Genetic variability in downstream enzymes in the prostaglandin or lipoxygenase pathway (which competes with the COX enzymes to metabolize arachidonic acid), may also play a role in colorectal cancer, because these may affect the overall availability and balance of inflammatory mediators in the body.
Recent interest has emerged in the role of ornithine decarboxylase (ODC) and NSAIDs in colorectal cancer. NSAIDs, including celecoxib, inhibit this enzyme.18
Whereas COX1 and COX2 mediate prostaglandin synthesis, ODC catalyzes the synthesis of polyamines, which are associated with carcinogenesis (increased cell division, up-regulation of genes involved in metastasis and tumor invasion, and down-regulation of apoptosis).19, 20
Increased intracellular polyamine concentrations are positively associated with risk of cancer19, 21
, including sporadic colorectal cancer22
, and are negatively associated with apoptotic activity and cell death.23
ODC is overexpressed in cancerous versus normal colon epithelium.19, 24-27
Thus, the chemopreventive properties of NSAIDs in colorectal cancer may stem in part from their activity on ODC-mediated polyamine synthesis.28-30

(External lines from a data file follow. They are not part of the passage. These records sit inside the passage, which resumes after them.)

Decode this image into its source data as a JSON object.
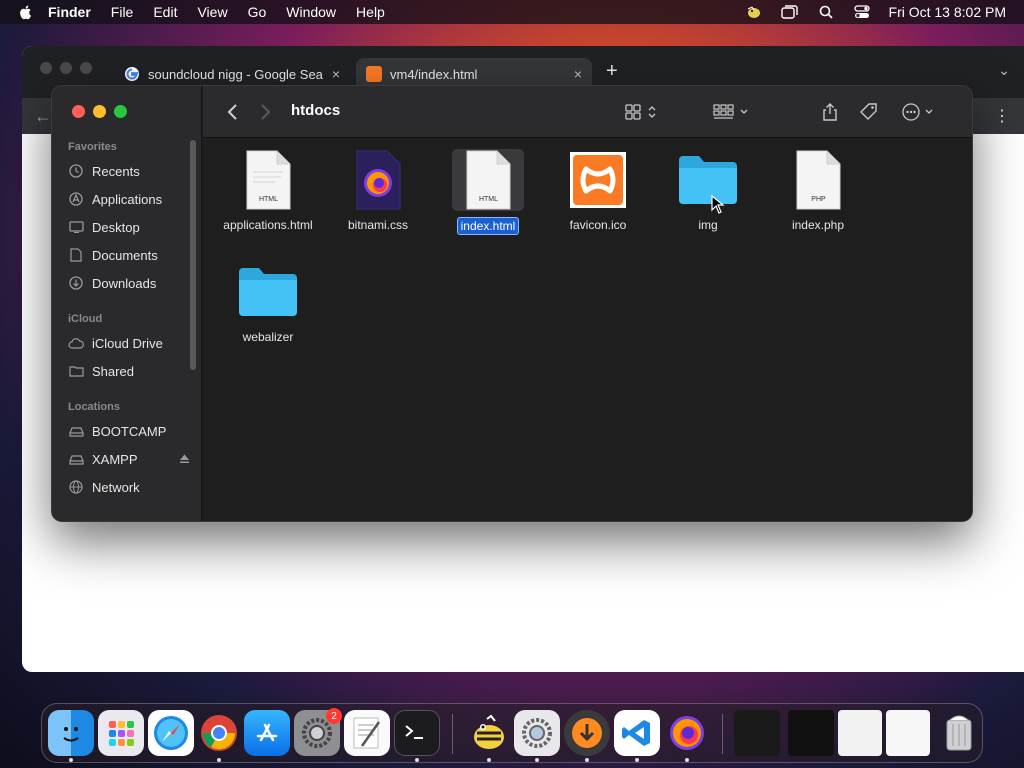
{
  "menubar": {
    "app_name": "Finder",
    "items": [
      "File",
      "Edit",
      "View",
      "Go",
      "Window",
      "Help"
    ],
    "clock": "Fri Oct 13  8:02 PM"
  },
  "browser": {
    "tabs": [
      {
        "title": "soundcloud nigg - Google Sea",
        "close": "×"
      },
      {
        "title": "vm4/index.html",
        "close": "×"
      }
    ],
    "new_tab": "+"
  },
  "finder": {
    "folder_title": "htdocs",
    "sidebar": {
      "favorites_header": "Favorites",
      "favorites": [
        {
          "label": "Recents",
          "icon": "clock-icon"
        },
        {
          "label": "Applications",
          "icon": "applications-icon"
        },
        {
          "label": "Desktop",
          "icon": "desktop-icon"
        },
        {
          "label": "Documents",
          "icon": "document-icon"
        },
        {
          "label": "Downloads",
          "icon": "download-icon"
        }
      ],
      "icloud_header": "iCloud",
      "icloud": [
        {
          "label": "iCloud Drive",
          "icon": "cloud-icon"
        },
        {
          "label": "Shared",
          "icon": "shared-folder-icon"
        }
      ],
      "locations_header": "Locations",
      "locations": [
        {
          "label": "BOOTCAMP",
          "icon": "drive-icon"
        },
        {
          "label": "XAMPP",
          "icon": "drive-icon"
        },
        {
          "label": "Network",
          "icon": "network-icon"
        }
      ]
    },
    "files": [
      {
        "name": "applications.html",
        "type": "html",
        "badge": "HTML"
      },
      {
        "name": "bitnami.css",
        "type": "css"
      },
      {
        "name": "index.html",
        "type": "html",
        "badge": "HTML",
        "selected": true
      },
      {
        "name": "favicon.ico",
        "type": "ico"
      },
      {
        "name": "img",
        "type": "folder"
      },
      {
        "name": "index.php",
        "type": "php",
        "badge": "PHP"
      },
      {
        "name": "webalizer",
        "type": "folder"
      }
    ]
  },
  "dock": {
    "apps": [
      "Finder",
      "Launchpad",
      "Safari",
      "Chrome",
      "App Store",
      "System Settings",
      "TextEdit",
      "Terminal",
      "Cyberduck",
      "Settings",
      "Downloader",
      "VS Code",
      "Firefox"
    ],
    "settings_badge": "2"
  },
  "colors": {
    "accent": "#1b5fd4",
    "folder": "#3fb9ef",
    "xampp": "#fb7a24"
  }
}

NSAIDs are primarily metabolized by two major classes of enzymes: the cytochrome P450 2C enzymes (CYP2C) and the UDP-glucuronosyltransferases (UGTs). The major metabolizers of NSAIDs are CYP2C931
, although other UGTs and CYPs may play minor roles. Both of these enzymes have common polymorphisms that are associated with less efficient drug metabolism. In CYP2C9
, two polymorphisms, Arg144Cys (also referred to as *2) and Ile359Leu (also referred to as *3) show markedly decreased warfarin metabolism compared to wild-type.33, 34
Similarly, there are two known variant alleles in UGT1A6
that have been associated with decreased enzyme activity; the first is characterized by amino-acid changes at amino acids 181 and 184 (Thr181Ala + Arg184Ser) and the second by Arg184Ser alone.35, 36
These known functional genetic polymorphisms may interact with NSAID use to affect risk of colorectal neoplasia.
Polymorphisms in COX1, COX2
, and ODC
appear to alter the risk of colorectal neoplasia.5, 37-43
Since genetic polymorphisms and NSAID use can each modify the risk for colorectal neoplasia, pharmacogenetic studies may help to identify the population for whom NSAIDs have the most favorable risk-benefit profile for colorectal adenoma prevention. Here, we review the potential interactions between NSAIDs and genetic polymorphisms in defining risk for colorectal neoplasia and discuss future considerations for research.